The Genex Tower, also refered to as the Gate, is a 35 story skyscraper realized in 1980 by Mihajlo Mitrovic. This tower, which is a distinctive twin tower joined by an awkward bridge near the apex, serves as an entry point to Novi Beograd (New Belgrade), a planned city across the river from Belgrade designed as the new capital of Titos nonaligned Yugoslavia. Genex, originally a state-owned enterprise for import and export, was part of the mixed socialist and market socialist economy of Yugoslavia; since the split up of the Federal Republic of Yugoslavia, Genex, and other state industries, have come under global capitals pressure to privatize state holdings and public goods.
Following the privatization of the modernist Vancouver Public Library (VPL) at the commercially dense corner of Burrard and and Robson streets, the new VPL was built by Moshe Safdie in 1995 as an architectural statement of public interest and as a representation of new forms of the public-private sphere. Despite its public function, the VPL also serves as an anchor to the gentrification of Yaletown, one of Vancouvers most thriving and globally generic private real estate developments.
In the his essay, The Return of Postmodernism, Clint Burnham focusses on the reading of the buildings through the Fredric Jamesons concept of the Hypercrowd and its meaning for architecture and the constitution of agency. While postmodern theoreticians generally conceived of Modernity as failed project and a grand narrative" never able to legitimate itself, postmodernism was seen as a period initiating the end of the grand narrative" and the rise of particular histories and identities.
Belgrade/Vancouver questions this narrative and propagates a symbolic economy of postmodernism to examine postmodern architecture as a phenomenon of globalisation.
The print project Belgrade/Vancouver was realized for the exhibition Architecture and Disaster curated by Candice Hopkins at the Western Front. the poster designed by Mark Soo.

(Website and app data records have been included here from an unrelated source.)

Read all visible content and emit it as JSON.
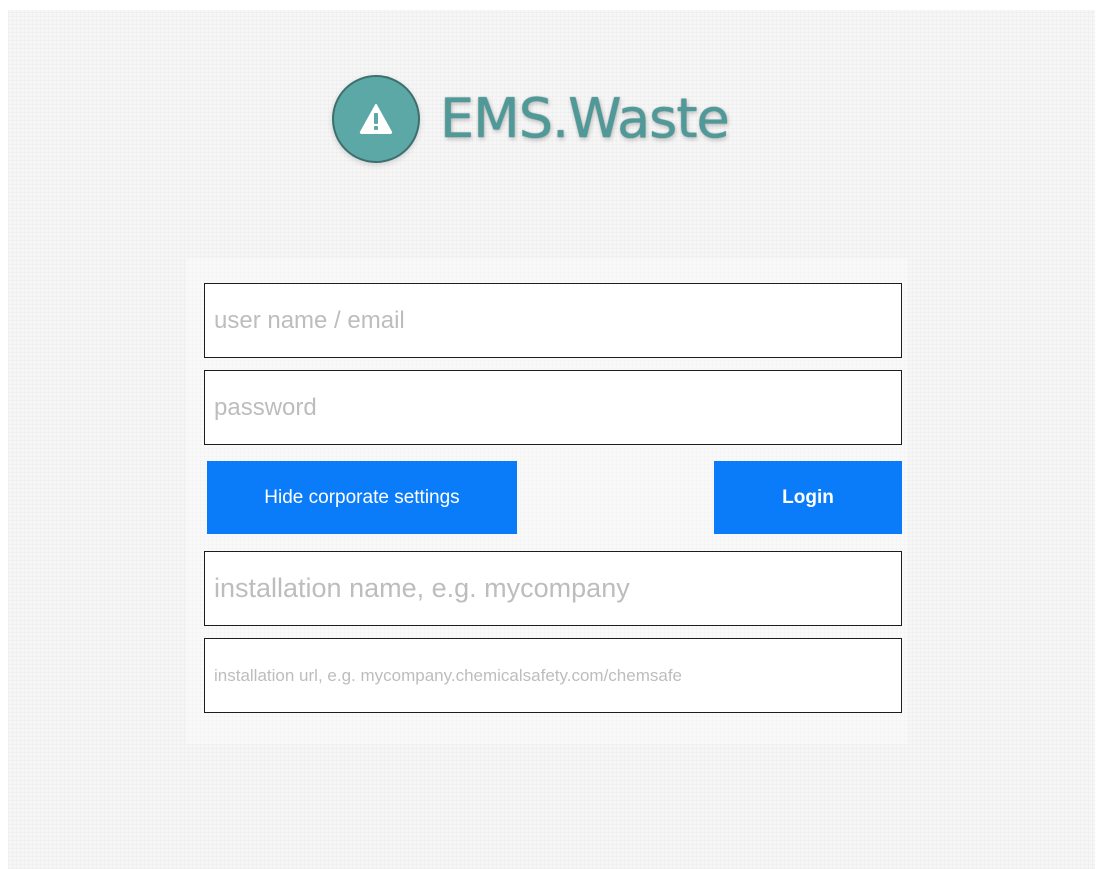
{
  "app": {
    "title": "EMS.Waste",
    "logo_icon": "warning-triangle-icon",
    "logo_color": "#5ca8a7"
  },
  "login_form": {
    "username": {
      "value": "",
      "placeholder": "user name / email"
    },
    "password": {
      "value": "",
      "placeholder": "password"
    },
    "hide_corporate_label": "Hide corporate settings",
    "login_label": "Login",
    "button_color": "#0a7cfa"
  },
  "corporate_settings": {
    "installation_name": {
      "value": "",
      "placeholder": "installation name, e.g. mycompany"
    },
    "installation_url": {
      "value": "",
      "placeholder": "installation url, e.g. mycompany.chemicalsafety.com/chemsafe"
    }
  }
}
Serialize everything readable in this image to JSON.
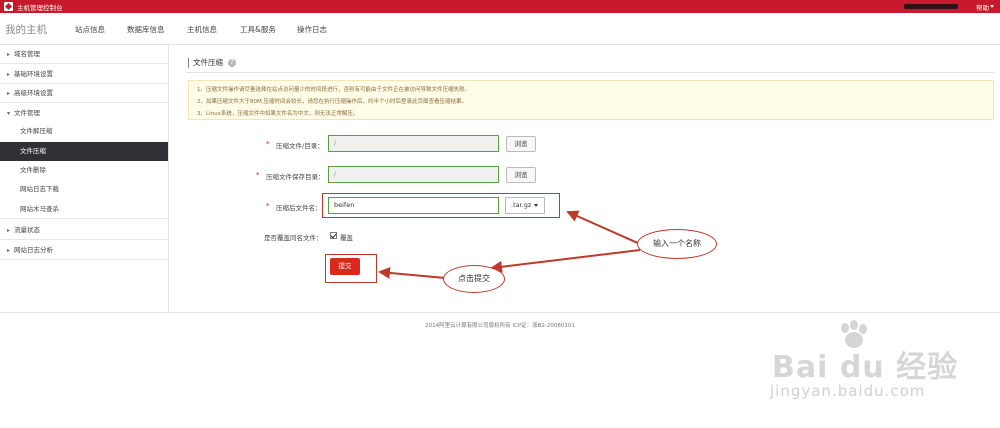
{
  "topbar": {
    "app_title": "主机管理控制台",
    "help": "帮助"
  },
  "navbar": {
    "brand": "我的主机",
    "items": [
      "站点信息",
      "数据库信息",
      "主机信息",
      "工具&服务",
      "操作日志"
    ]
  },
  "sidebar": {
    "groups": [
      {
        "label": "域名管理",
        "caret": "▸"
      },
      {
        "label": "基础环境设置",
        "caret": "▸"
      },
      {
        "label": "高级环境设置",
        "caret": "▸"
      },
      {
        "label": "文件管理",
        "caret": "▾"
      }
    ],
    "file_subitems": [
      "文件解压缩",
      "文件压缩",
      "文件删除",
      "网站日志下载",
      "网站木马查杀"
    ],
    "active_subitem": "文件压缩",
    "groups_after": [
      {
        "label": "流量状态",
        "caret": "▸"
      },
      {
        "label": "网站日志分析",
        "caret": "▸"
      }
    ]
  },
  "main": {
    "section_title": "文件压缩",
    "help_icon": "question-icon",
    "notice_lines": [
      "1、压缩文件操作请尽量选择在站点访问量少的时间段进行，否则有可能由于文件正在被访问导致文件压缩失败。",
      "2、如果压缩文件大于80M,压缩时间会较长，请您在执行压缩操作后，约半个小时后登录此页面查看压缩结果。",
      "3、Linux系统，压缩文件中如果文件名为中文，则无法正常解压。"
    ],
    "form": {
      "required_mark": "*",
      "source_label": "压缩文件/目录：",
      "source_value": "/",
      "save_label": "压缩文件保存目录：",
      "save_value": "/",
      "browse_label": "浏览",
      "name_label": "压缩后文件名：",
      "name_value": "beifen",
      "format_value": ".tar.gz",
      "overwrite_label": "是否覆盖同名文件：",
      "overwrite_checked_label": "覆盖",
      "submit_label": "提交"
    },
    "annotations": {
      "name_callout": "输入一个名称",
      "submit_callout": "点击提交"
    }
  },
  "footer": {
    "text": "2014阿里云计算有限公司版权所有 ICP证：浙B2-20080101"
  },
  "watermark": {
    "brand": "Bai du 经验",
    "url": "jingyan.baidu.com"
  },
  "colors": {
    "brand_red": "#c6192b",
    "active_side_bg": "#2f3136",
    "input_border": "#58a145",
    "submit_red": "#d9291f",
    "annotation_red": "#c0392b"
  }
}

The Belgrad images are part of the ongoing project Differentiated Neighbourhoods, curated by Zoran Eric of the Museum of Contemporary Art, Belgrade.
Thanks to Jeff Derksen.